* What is required *
The lines of the records that include "connexion" should all be copied.

◆ ◆ ◆ ◆ ◆ ◆ ◆

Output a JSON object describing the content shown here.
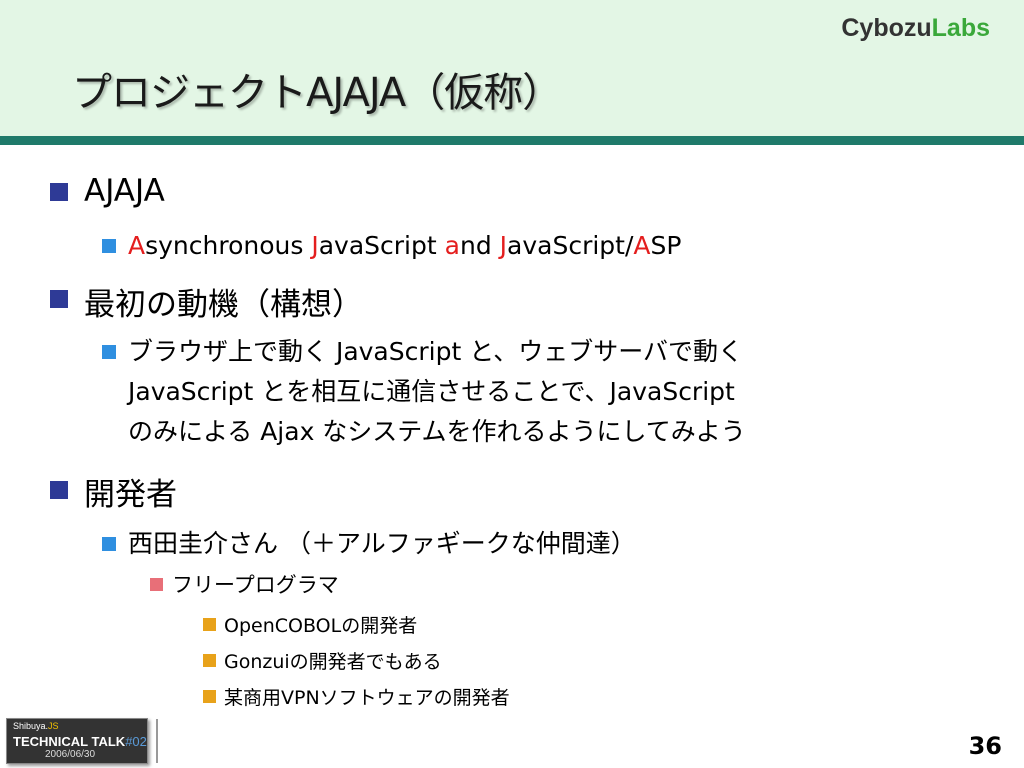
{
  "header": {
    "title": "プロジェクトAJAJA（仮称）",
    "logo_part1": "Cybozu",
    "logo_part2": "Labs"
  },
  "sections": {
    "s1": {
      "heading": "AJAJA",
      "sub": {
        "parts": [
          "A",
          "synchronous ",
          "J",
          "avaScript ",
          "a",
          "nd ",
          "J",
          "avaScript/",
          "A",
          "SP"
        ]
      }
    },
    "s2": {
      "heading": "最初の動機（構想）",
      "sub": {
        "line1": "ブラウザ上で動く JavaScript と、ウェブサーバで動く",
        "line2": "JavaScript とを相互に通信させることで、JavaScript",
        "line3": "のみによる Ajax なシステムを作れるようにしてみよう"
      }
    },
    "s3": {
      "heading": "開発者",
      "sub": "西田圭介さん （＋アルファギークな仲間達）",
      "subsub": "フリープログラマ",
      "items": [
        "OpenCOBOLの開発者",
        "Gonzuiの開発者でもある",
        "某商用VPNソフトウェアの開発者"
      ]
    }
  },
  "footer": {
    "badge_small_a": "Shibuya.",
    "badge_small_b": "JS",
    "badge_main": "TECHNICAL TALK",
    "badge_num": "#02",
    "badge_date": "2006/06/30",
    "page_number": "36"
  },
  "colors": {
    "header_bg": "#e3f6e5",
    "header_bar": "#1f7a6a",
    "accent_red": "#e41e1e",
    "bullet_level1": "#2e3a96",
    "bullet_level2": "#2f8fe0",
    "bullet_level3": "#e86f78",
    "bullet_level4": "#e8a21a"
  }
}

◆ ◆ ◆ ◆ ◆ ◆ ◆

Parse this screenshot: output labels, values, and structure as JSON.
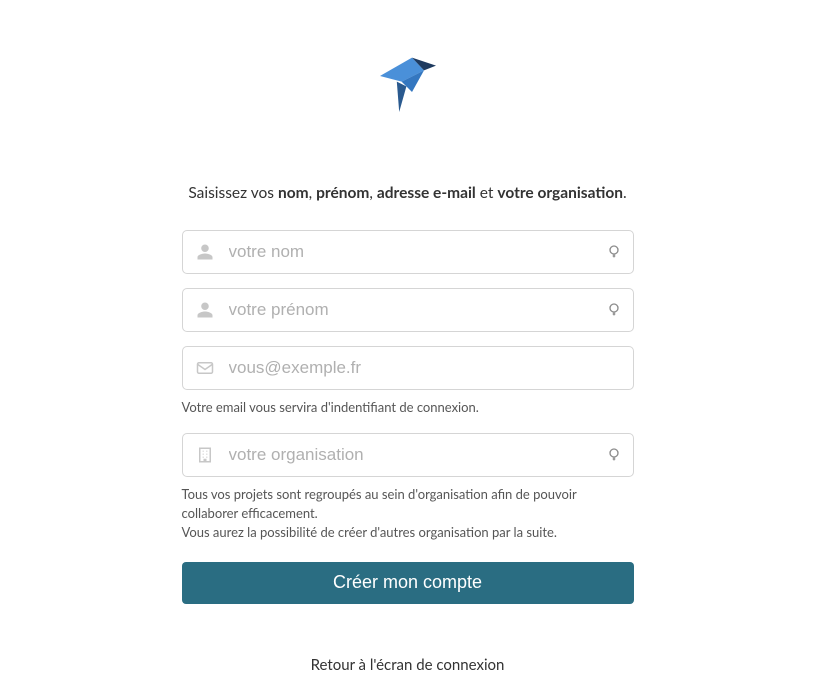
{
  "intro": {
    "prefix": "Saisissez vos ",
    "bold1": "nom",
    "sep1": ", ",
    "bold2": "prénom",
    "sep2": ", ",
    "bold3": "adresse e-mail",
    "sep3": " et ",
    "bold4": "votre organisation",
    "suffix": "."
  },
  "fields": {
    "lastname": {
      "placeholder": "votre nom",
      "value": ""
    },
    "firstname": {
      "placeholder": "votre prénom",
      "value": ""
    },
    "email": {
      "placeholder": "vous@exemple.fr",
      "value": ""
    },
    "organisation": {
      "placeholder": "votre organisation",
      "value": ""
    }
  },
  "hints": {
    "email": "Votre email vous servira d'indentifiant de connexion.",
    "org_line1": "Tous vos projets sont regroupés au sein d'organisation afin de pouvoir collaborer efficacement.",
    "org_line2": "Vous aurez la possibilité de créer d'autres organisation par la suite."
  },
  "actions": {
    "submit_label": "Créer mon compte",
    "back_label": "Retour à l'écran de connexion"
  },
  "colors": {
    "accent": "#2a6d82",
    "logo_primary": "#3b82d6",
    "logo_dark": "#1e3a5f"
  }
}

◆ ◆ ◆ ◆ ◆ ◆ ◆

* Output of the exercise *
    "email": "Votre email vous servira d'indentifiant de connexion.",
    "back_label": "Retour à l'écran de connexion"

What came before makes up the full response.